__Goal of the exercise__: From the entries provided below, copy each line that contains the word "this".

**********

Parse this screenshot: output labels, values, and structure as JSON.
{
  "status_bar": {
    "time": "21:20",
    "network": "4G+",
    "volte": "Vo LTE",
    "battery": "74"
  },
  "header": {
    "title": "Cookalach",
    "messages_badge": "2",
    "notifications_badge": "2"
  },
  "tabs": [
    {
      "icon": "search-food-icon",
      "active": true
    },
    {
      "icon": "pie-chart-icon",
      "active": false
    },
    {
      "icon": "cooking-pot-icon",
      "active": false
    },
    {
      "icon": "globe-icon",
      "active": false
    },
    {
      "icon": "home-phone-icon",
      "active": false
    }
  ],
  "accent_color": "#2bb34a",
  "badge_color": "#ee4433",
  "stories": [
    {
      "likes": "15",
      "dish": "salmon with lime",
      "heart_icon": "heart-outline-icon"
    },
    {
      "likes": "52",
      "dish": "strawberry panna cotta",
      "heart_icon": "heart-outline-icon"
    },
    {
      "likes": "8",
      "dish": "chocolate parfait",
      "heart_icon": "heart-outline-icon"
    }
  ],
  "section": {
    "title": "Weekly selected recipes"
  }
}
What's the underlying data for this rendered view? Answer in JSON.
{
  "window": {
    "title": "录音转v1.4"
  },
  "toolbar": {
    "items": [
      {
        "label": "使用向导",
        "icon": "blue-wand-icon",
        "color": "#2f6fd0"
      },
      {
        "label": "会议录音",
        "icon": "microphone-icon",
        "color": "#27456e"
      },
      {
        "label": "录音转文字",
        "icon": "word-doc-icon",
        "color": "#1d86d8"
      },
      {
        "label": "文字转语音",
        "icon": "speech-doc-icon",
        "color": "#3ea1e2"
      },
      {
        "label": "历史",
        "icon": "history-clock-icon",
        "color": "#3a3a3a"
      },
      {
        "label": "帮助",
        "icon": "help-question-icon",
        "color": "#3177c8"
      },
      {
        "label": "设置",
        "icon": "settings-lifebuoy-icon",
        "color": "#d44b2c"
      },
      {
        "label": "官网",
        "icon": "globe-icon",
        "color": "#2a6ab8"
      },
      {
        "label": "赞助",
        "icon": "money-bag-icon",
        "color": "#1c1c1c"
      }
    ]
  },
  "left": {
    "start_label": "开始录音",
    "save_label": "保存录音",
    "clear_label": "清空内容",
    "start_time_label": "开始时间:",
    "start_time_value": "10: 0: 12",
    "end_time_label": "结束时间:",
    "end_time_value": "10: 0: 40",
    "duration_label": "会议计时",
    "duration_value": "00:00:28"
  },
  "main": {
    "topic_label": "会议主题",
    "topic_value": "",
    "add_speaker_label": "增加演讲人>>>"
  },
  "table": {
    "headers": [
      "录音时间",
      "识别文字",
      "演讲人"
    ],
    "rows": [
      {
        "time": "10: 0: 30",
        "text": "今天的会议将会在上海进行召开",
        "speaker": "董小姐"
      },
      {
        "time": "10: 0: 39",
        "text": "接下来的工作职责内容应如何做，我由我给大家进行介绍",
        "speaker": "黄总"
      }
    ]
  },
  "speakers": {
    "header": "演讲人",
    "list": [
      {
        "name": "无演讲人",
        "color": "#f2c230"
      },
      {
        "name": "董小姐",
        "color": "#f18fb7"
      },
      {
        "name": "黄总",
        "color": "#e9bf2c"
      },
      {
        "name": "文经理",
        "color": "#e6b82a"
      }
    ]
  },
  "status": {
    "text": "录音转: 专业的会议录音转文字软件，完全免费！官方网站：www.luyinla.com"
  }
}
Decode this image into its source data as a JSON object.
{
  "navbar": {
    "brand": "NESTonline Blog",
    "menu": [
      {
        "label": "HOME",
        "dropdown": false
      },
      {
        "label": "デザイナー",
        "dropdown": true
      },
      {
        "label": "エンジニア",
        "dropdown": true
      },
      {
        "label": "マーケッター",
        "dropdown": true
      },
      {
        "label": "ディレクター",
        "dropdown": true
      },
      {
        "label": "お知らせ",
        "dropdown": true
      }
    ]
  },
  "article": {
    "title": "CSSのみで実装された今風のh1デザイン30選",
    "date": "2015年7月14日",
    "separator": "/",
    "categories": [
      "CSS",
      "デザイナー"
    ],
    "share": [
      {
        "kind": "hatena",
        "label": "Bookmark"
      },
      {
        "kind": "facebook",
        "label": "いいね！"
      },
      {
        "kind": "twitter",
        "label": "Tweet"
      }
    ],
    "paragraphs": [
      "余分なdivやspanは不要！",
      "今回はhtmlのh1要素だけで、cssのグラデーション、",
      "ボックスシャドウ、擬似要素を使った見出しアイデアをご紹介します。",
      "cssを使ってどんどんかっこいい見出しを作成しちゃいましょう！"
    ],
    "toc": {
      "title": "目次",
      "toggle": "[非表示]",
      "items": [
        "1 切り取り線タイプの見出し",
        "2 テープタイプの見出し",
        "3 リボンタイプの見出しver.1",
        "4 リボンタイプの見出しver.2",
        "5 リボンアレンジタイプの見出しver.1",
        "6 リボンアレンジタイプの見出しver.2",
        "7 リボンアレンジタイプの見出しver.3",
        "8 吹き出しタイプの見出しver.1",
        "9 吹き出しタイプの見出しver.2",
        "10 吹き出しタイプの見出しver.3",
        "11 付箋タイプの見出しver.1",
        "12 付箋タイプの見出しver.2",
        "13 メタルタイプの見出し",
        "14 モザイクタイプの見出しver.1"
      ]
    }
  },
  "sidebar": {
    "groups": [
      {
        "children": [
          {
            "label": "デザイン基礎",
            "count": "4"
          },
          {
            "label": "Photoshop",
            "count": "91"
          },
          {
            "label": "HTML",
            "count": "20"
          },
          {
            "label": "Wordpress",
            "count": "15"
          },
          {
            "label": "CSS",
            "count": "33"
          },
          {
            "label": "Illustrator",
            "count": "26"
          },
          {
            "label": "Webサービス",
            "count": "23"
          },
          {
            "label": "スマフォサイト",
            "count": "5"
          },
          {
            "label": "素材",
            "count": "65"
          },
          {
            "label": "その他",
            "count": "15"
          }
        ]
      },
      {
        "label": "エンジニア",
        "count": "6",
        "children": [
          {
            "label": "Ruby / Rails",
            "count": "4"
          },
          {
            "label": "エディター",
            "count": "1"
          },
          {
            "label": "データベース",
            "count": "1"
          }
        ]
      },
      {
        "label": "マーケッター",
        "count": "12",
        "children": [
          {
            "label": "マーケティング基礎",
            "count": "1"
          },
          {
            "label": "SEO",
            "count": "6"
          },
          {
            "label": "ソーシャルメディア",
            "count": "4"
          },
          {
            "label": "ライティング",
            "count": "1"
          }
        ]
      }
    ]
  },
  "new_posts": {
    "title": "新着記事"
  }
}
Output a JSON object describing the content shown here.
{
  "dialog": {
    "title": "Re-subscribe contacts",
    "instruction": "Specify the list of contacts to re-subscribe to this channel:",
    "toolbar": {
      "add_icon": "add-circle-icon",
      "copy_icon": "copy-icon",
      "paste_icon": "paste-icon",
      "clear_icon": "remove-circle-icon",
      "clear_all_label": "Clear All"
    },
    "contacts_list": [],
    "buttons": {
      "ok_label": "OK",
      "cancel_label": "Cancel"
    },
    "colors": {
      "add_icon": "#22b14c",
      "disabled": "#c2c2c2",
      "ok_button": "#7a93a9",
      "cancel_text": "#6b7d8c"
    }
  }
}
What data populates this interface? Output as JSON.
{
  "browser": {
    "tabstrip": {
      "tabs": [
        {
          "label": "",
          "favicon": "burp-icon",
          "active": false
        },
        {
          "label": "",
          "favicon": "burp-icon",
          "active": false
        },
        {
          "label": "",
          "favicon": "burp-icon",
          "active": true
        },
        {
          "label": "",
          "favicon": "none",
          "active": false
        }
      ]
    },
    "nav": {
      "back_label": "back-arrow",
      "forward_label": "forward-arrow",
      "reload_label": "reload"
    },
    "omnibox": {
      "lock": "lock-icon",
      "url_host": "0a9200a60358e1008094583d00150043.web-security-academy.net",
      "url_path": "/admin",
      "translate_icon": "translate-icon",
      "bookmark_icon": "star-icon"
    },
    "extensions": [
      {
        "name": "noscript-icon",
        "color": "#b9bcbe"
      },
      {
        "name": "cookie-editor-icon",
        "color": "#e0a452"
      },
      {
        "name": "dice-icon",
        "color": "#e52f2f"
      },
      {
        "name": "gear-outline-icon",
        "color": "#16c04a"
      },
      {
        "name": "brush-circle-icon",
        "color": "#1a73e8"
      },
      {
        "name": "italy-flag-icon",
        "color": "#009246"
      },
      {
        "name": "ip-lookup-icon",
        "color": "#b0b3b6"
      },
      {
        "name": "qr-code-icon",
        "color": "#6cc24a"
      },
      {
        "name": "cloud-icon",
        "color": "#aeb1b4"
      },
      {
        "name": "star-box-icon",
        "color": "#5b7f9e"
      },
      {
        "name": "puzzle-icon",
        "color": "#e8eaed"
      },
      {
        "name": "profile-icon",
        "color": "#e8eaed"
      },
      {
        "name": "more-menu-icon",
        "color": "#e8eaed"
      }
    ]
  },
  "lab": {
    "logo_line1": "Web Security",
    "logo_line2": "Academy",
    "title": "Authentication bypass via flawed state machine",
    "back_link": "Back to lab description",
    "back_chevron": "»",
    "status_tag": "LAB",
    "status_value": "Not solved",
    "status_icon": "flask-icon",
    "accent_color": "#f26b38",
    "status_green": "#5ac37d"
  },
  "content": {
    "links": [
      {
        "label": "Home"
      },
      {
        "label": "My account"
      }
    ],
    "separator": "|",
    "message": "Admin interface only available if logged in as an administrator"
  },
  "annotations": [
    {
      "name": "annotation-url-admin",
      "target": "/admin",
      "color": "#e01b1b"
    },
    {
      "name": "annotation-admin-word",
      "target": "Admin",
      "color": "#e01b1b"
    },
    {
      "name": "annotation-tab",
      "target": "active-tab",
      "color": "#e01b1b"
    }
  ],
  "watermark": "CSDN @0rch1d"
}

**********

__Problem solution__:
Parse this screenshot: output labels, values, and structure as JSON.
What's the underlying data for this rendered view? Answer in JSON.
Decode this image into its source data as a JSON object.
    "instruction": "Specify the list of contacts to re-subscribe to this channel:",
What data populates this interface? Output as JSON.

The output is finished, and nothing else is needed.